Skip to main content
Medicine LibreTexts

5.12: Respectful and Inclusive Language

  • Page ID
  • \( \newcommand{\vecs}[1]{\overset { \scriptstyle \rightharpoonup} {\mathbf{#1}} } \) \( \newcommand{\vecd}[1]{\overset{-\!-\!\rightharpoonup}{\vphantom{a}\smash {#1}}} \)\(\newcommand{\id}{\mathrm{id}}\) \( \newcommand{\Span}{\mathrm{span}}\) \( \newcommand{\kernel}{\mathrm{null}\,}\) \( \newcommand{\range}{\mathrm{range}\,}\) \( \newcommand{\RealPart}{\mathrm{Re}}\) \( \newcommand{\ImaginaryPart}{\mathrm{Im}}\) \( \newcommand{\Argument}{\mathrm{Arg}}\) \( \newcommand{\norm}[1]{\| #1 \|}\) \( \newcommand{\inner}[2]{\langle #1, #2 \rangle}\) \( \newcommand{\Span}{\mathrm{span}}\) \(\newcommand{\id}{\mathrm{id}}\) \( \newcommand{\Span}{\mathrm{span}}\) \( \newcommand{\kernel}{\mathrm{null}\,}\) \( \newcommand{\range}{\mathrm{range}\,}\) \( \newcommand{\RealPart}{\mathrm{Re}}\) \( \newcommand{\ImaginaryPart}{\mathrm{Im}}\) \( \newcommand{\Argument}{\mathrm{Arg}}\) \( \newcommand{\norm}[1]{\| #1 \|}\) \( \newcommand{\inner}[2]{\langle #1, #2 \rangle}\) \( \newcommand{\Span}{\mathrm{span}}\)

    The field of nursing is orientated toward social justice, so it is important to be attentive to the power and use of language. Use respectful and inclusive language that is not oppressive.

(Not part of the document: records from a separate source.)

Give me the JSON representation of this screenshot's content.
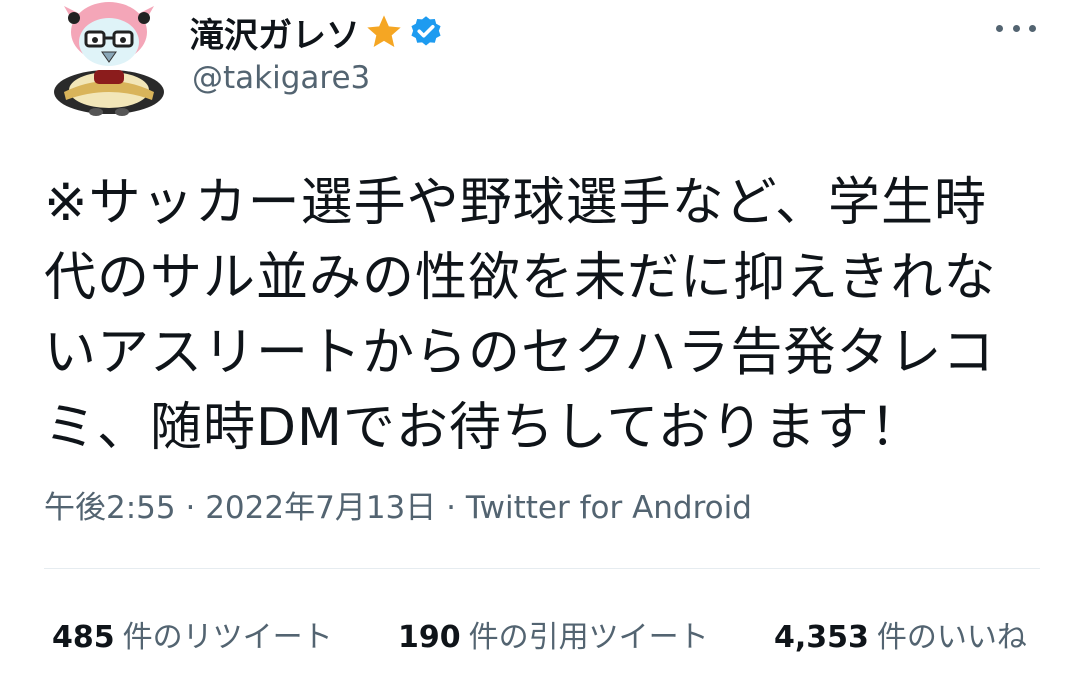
{
  "user": {
    "display_name": "滝沢ガレソ",
    "handle": "@takigare3",
    "star_icon": "star-icon",
    "verified_icon": "verified-badge-icon",
    "star_color": "#f5a623",
    "verified_color": "#1d9bf0"
  },
  "tweet": {
    "lines": [
      "※サッカー選手や野球選手など、学生時",
      "代のサル並みの性欲を未だに抑えきれな",
      "いアスリートからのセクハラ告発タレコ",
      "ミ、随時DMでお待ちしております！"
    ]
  },
  "meta": {
    "time": "午後2:55",
    "separator": "·",
    "date": "2022年7月13日",
    "source": "Twitter for Android"
  },
  "stats": {
    "retweets_count": "485",
    "retweets_label": "件のリツイート",
    "quotes_count": "190",
    "quotes_label": "件の引用ツイート",
    "likes_count": "4,353",
    "likes_label": "件のいいね"
  },
  "colors": {
    "text_primary": "#0f1419",
    "text_secondary": "#536471",
    "divider": "#e6ecf0"
  }
}
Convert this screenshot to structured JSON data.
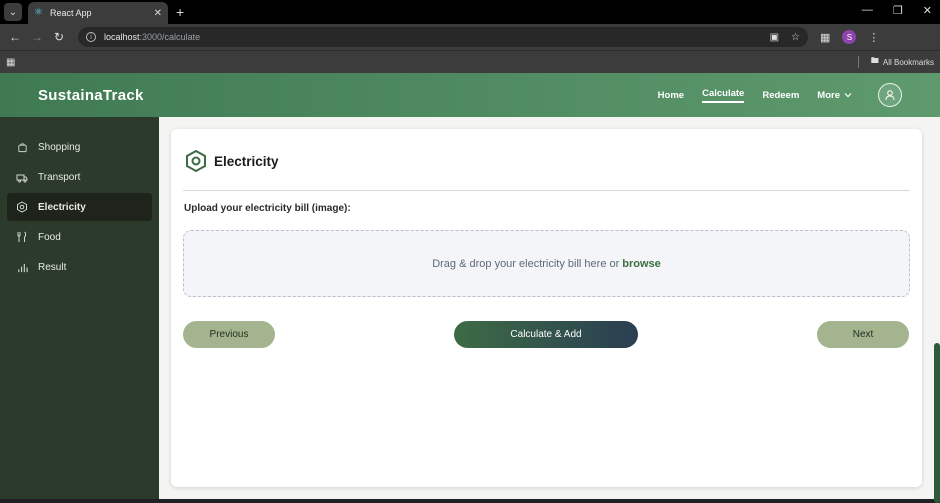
{
  "browser": {
    "tab_title": "React App",
    "url_host": "localhost",
    "url_path": ":3000/calculate",
    "profile_initial": "S",
    "bookmarks_label": "All Bookmarks"
  },
  "header": {
    "brand": "SustainaTrack",
    "nav": [
      "Home",
      "Calculate",
      "Redeem",
      "More"
    ],
    "active_nav": "Calculate"
  },
  "sidebar": {
    "items": [
      {
        "label": "Shopping",
        "icon": "shopping-bag-icon"
      },
      {
        "label": "Transport",
        "icon": "truck-icon"
      },
      {
        "label": "Electricity",
        "icon": "hexagon-icon",
        "active": true
      },
      {
        "label": "Food",
        "icon": "utensils-icon"
      },
      {
        "label": "Result",
        "icon": "bar-chart-icon"
      }
    ]
  },
  "main": {
    "title": "Electricity",
    "upload_label": "Upload your electricity bill (image):",
    "dropzone_text": "Drag & drop your electricity bill here or",
    "browse_label": "browse",
    "prev_label": "Previous",
    "calc_label": "Calculate & Add",
    "next_label": "Next"
  },
  "colors": {
    "header_start": "#3f7a53",
    "header_end": "#5f9a6e",
    "sidebar_bg": "#2c3a2b",
    "button_green": "#a3b48f"
  }
}
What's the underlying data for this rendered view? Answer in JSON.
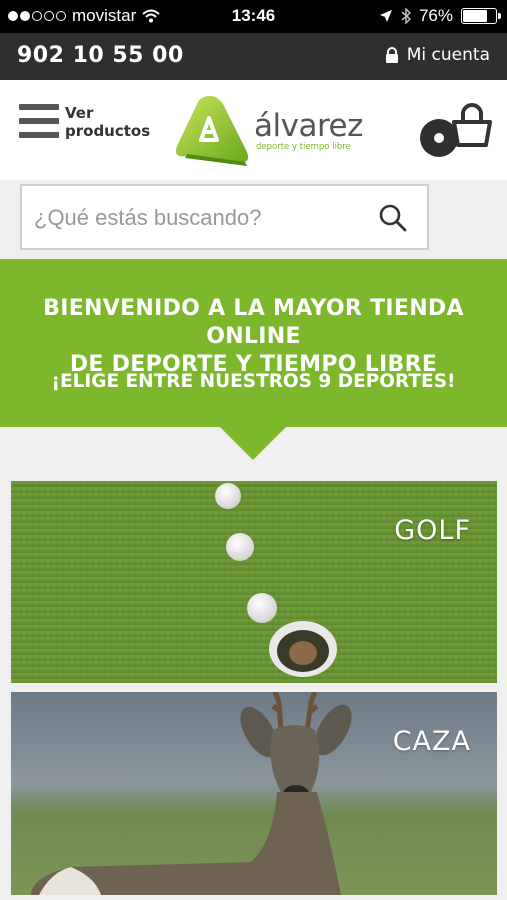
{
  "status_bar": {
    "carrier": "movistar",
    "time": "13:46",
    "battery": "76%",
    "battery_level": 0.76
  },
  "topbar": {
    "phone": "902 10 55 00",
    "account_label": "Mi cuenta"
  },
  "header": {
    "menu_label_line1": "Ver",
    "menu_label_line2": "productos",
    "logo_name": "álvarez",
    "logo_tagline": "deporte y tiempo libre"
  },
  "search": {
    "placeholder": "¿Qué estás buscando?"
  },
  "banner": {
    "title_line1": "BIENVENIDO A LA MAYOR TIENDA ONLINE",
    "title_line2": "DE DEPORTE Y TIEMPO LIBRE",
    "subtitle": "¡ELIGE ENTRE NUESTROS 9 DEPORTES!"
  },
  "categories": [
    {
      "label": "GOLF"
    },
    {
      "label": "CAZA"
    }
  ],
  "colors": {
    "brand_green": "#7cb72c",
    "topbar": "#2f2f2f"
  },
  "icons": [
    "wifi-icon",
    "location-arrow-icon",
    "bluetooth-icon",
    "battery-icon",
    "lock-icon",
    "hamburger-icon",
    "search-icon",
    "cart-icon"
  ]
}
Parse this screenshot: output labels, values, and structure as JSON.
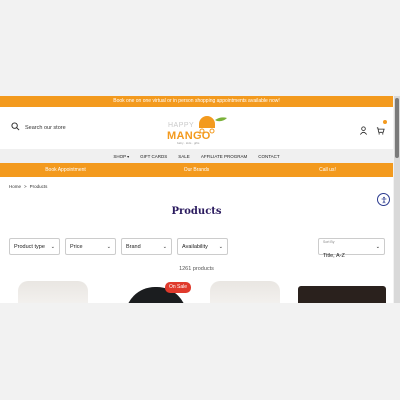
{
  "announcement": "Book one on one virtual or in person shopping appointments available now!",
  "search": {
    "placeholder": "Search our store"
  },
  "logo": {
    "line1": "HAPPY",
    "line2": "MANGO",
    "tagline": "baby . kids . gifts"
  },
  "nav": {
    "items": [
      "SHOP",
      "GIFT CARDS",
      "SALE",
      "AFFILIATE PROGRAM",
      "CONTACT"
    ]
  },
  "promo_bar": [
    "Book Appointment",
    "Our Brands",
    "Call us!"
  ],
  "breadcrumb": {
    "home": "Home",
    "separator": ">",
    "current": "Products"
  },
  "page_title": "Products",
  "filters": [
    "Product type",
    "Price",
    "Brand",
    "Availability"
  ],
  "sort": {
    "label": "Sort By",
    "value": "Title, A-Z"
  },
  "product_count": "1261 products",
  "badges": {
    "sale": "On Sale"
  },
  "colors": {
    "accent": "#f39a1e",
    "title": "#2a1a5e",
    "sale": "#e03a2c"
  },
  "icons": [
    "search-icon",
    "account-icon",
    "cart-icon",
    "accessibility-icon",
    "chevron-down-icon"
  ]
}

    Figure 5.3: Respectful and inclusive language

    Labels are words and phrases that describe and categorize people in ways that are overpowering and demeaning. Labels can be used as tools to oppress or subjugate populations and reduce persons to their pathology. See Table 5.4 for examples of inclusive language that can replace labelling language.

    Table 5.4: Labelling and inclusive language

    Labelling language Inclusive language

    The demented patient

    The person living with dementia

    The autistic child

    The child living with autism

    The psych patient

    The client with a mental health disorder

    Some language can be demeaning based on its connotative value (e.g., a feeling or idea attached to a word). Words have denotative and connotative meanings. A denotation is the dictionary or literal definition of a word. A connotation is the cultural meaning or feeling or idea attached to a word—it can be positive, negative, or neutral. For example, vagrant and homeless have the same denotative meaning, but vagrant has a negative connotation. Thus, in scholarly writing, you should use the word homeless instead. Consider your word choices carefully based on the connotative meaning of a word. Check out Film Clip 5.1 about denotative and connotative languages.


    A YouTube element has been excluded from this version of the text. You can view it online here:

    Film Clip 5.2: Denotative and connotative language [1:53]

    Student Tip

    Scholarly Language

    To decide whether you are using scholarly language, ask yourself: Does it take an expert to understand what you’re trying to convey? If so, is your audience composed of experts? Is your language a reflection of how you would like to be perceived professionally? Are complex terms well-defined in your paper? Could someone take offense to your use of words?

    5.12: Respectful and Inclusive Language is shared under a CC BY-SA 4.0 license and was authored, remixed, and/or curated by Lapum et al. via source content that was edited to conform to the style and standards of the LibreTexts platform; a detailed edit history is available upon request.